Leveraging the 37-years of business management with General Motors to help job seekers to become re-employed is a passion for Glenview resident Mike Kramer. Kramer is currently a very active volunteer advisor for Career Resource Center (CRC). He utilizes his GM Experience of managing people, product and programs to provide one-on-one and group support. Through CRC Kramer and 115 high-caliber volunteers, many with executive level experience, provide the architecture for candidates to articulate their value to prospective employers.

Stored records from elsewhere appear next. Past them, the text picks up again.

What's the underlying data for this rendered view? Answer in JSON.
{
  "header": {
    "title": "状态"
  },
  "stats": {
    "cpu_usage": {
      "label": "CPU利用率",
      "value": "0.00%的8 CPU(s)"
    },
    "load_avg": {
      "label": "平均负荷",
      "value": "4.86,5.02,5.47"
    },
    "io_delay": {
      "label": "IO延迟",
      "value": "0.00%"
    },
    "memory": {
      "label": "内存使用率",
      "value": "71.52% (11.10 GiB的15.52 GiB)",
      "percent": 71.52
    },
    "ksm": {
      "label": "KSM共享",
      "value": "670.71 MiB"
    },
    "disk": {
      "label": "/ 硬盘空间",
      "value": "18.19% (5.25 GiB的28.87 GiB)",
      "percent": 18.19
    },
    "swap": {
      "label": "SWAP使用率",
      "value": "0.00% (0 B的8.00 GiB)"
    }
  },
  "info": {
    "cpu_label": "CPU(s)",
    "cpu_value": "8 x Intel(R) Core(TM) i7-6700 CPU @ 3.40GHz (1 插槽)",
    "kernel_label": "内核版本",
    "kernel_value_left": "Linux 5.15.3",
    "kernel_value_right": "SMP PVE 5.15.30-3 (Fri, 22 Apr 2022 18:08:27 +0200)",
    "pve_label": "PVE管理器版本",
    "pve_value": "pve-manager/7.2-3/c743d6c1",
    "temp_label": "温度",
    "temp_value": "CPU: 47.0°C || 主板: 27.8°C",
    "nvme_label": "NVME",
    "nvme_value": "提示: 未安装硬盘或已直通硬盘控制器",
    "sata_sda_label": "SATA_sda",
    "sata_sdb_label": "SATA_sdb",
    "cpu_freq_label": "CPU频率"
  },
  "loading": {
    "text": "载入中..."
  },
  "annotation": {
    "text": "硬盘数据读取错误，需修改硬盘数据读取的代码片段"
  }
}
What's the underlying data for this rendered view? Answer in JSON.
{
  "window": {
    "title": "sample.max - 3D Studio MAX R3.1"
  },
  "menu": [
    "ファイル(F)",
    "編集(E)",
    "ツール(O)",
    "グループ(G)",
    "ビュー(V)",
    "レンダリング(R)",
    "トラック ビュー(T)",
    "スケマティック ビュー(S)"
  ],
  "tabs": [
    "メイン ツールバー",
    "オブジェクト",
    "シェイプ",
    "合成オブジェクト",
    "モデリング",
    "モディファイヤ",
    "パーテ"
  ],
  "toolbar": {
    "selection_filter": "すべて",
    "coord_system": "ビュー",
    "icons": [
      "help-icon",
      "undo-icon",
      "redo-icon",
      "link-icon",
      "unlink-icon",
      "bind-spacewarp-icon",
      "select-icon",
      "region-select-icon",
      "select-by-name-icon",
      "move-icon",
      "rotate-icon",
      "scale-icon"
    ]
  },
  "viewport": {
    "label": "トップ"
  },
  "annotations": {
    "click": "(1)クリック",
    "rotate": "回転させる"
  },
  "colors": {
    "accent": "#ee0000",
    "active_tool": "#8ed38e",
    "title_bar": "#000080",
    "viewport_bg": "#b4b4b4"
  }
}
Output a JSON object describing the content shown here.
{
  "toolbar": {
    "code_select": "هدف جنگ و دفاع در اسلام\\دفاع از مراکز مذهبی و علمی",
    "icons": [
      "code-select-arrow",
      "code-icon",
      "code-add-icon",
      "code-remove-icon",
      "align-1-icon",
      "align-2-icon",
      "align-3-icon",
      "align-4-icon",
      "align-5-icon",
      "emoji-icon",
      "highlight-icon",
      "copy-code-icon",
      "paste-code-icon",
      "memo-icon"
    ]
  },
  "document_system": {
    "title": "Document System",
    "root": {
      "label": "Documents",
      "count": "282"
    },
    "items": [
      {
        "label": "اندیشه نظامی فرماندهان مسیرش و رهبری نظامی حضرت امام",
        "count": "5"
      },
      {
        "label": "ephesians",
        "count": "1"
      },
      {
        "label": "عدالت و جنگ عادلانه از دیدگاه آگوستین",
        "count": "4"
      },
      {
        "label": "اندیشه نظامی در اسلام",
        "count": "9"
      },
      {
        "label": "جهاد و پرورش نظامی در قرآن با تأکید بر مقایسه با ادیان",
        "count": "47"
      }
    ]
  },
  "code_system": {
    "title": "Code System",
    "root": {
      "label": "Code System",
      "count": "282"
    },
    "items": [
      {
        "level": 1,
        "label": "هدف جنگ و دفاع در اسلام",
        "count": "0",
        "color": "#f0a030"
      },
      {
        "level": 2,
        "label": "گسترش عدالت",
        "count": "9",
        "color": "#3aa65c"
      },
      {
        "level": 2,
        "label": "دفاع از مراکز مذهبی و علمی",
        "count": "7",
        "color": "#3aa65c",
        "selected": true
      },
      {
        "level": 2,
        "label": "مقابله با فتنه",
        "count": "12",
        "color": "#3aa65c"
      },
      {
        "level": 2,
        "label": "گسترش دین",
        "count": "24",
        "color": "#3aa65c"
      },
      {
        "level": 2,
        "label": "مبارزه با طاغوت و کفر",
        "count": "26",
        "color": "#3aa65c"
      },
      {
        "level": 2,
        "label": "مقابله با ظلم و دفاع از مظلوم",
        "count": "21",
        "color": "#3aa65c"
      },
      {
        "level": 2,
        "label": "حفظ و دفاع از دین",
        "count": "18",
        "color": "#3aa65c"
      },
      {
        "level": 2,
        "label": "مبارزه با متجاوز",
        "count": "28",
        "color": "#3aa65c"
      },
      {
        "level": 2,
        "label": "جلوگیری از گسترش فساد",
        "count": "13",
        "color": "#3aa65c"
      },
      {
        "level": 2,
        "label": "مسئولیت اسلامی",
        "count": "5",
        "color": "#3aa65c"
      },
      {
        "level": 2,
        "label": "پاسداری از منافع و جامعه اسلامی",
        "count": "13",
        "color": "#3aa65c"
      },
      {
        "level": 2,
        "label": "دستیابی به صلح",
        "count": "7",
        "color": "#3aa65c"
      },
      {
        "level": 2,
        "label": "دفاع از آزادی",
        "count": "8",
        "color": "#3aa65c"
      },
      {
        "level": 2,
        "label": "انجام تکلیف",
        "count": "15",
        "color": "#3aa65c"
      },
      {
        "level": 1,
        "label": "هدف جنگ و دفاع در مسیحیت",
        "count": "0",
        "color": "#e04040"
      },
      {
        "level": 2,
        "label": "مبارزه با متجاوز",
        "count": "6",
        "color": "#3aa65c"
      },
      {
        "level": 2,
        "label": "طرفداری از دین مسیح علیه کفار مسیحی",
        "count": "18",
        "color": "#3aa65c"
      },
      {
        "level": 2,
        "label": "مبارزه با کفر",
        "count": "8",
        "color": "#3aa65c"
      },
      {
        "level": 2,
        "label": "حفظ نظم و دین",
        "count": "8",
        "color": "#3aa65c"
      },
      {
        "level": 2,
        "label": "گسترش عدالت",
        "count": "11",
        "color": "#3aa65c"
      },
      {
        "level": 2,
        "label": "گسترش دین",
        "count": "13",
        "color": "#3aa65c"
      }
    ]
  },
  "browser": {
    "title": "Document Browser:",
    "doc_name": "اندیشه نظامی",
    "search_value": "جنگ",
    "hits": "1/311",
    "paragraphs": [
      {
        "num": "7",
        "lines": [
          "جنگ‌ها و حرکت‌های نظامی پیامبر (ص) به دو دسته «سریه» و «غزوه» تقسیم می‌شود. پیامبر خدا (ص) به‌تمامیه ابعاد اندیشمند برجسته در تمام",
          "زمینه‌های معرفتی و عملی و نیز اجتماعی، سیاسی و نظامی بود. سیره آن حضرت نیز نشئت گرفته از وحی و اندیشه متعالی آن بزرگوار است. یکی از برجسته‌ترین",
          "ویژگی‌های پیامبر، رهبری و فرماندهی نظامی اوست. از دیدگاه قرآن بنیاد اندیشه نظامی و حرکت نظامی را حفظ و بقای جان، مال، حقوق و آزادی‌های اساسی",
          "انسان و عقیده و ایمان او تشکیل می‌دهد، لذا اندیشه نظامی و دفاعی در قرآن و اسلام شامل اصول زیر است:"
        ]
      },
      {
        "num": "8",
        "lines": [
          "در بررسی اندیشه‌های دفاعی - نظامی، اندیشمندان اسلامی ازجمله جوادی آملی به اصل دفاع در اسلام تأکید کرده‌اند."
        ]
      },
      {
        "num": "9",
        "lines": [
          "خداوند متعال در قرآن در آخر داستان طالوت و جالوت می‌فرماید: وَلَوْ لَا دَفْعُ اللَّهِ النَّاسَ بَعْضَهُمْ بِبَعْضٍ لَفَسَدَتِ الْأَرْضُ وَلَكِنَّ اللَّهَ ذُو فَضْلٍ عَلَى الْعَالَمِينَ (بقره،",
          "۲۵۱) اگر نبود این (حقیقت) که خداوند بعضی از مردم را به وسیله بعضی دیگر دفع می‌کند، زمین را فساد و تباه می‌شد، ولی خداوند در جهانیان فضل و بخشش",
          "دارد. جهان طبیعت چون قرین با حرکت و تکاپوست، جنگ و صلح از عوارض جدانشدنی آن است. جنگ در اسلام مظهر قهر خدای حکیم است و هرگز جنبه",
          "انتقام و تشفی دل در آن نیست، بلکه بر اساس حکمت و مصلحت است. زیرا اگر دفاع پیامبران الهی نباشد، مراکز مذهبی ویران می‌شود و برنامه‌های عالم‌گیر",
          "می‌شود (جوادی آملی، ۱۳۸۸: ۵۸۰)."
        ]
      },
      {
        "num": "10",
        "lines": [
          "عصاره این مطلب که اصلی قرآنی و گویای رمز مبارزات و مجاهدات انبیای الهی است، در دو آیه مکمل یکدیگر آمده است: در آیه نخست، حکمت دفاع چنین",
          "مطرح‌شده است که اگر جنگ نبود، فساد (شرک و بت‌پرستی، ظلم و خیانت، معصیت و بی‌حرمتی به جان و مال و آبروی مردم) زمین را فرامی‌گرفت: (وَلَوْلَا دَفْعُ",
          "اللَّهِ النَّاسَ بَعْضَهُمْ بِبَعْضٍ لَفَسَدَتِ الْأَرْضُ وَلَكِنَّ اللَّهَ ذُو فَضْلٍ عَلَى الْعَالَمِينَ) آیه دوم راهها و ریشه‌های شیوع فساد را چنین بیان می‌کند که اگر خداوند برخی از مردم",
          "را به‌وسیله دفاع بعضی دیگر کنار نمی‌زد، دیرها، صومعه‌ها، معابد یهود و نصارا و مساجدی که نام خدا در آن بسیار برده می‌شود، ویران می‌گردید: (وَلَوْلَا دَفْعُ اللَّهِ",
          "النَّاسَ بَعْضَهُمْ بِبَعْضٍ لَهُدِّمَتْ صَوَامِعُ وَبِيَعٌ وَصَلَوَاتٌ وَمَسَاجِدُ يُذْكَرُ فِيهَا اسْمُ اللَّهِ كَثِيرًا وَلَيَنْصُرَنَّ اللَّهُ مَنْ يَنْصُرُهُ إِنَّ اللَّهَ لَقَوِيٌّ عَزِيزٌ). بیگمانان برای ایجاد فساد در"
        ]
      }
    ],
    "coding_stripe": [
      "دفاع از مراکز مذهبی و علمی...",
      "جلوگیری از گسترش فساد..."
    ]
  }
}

“Mike is a real advocate for our clients and extraordinarily helpful in their success,” reports Jan Cline Leahy, executive director of CRC. “He volunteers here over 20 hours each month and is one of the reasons we have been able to support over 10,500 individuals since 1990.”
Career Resource Center was founded as a religious outreach mission and evolved into a comprehensive, career re-employment program with an innovative model of using volunteers with professional experience in key areas of management including human resources, marketing, consulting and technology.
Clients pay an affordable annual fee ($100) and have access to private advisory sessions throughout their searches. This individualized attention helps clients prepare a focused search using proven, relevant strategies for today’s employment market.
Success rates are high, up to 80% for clients in 2009. CRC doesn’t just focus on what the individual did in the past but seeks to support a better understanding of their skills and enhance their ability to articulate how they can contribute to an employer. “Some careers phase out and clients must realize that they can’t just find a new place to do what they did before,” explains Leahy. “Our volunteers are professionals who assist in the adjustment of resumes and skills to focus on jobs that are available.”
The re-assessment builds greater awareness of the individual’s strengths, opens up new opportunities, and increases confidence.
Nine-year CRC volunteer, Melissa Jensen of Libertyville presents a program on resumes each month and advises clients individually. Formerly Director of Employment Development with Grainger, Jensen started her own residential rehab business in 2001. “Rather than just updating a resume, we re-assess and re-prioritize information to address the potential position,” says Melissa. “We match the resume to the job as it is a marketing tool and not just a chronological summary of their career.”
Most clients benefit from several one-on-one sessions, classes and networking before finding their ideal job. In some cases, emergency situations occur. Mike Kramer described a client who had visited CRC just once before to learning he had an “interview of a lifetime”. Kramer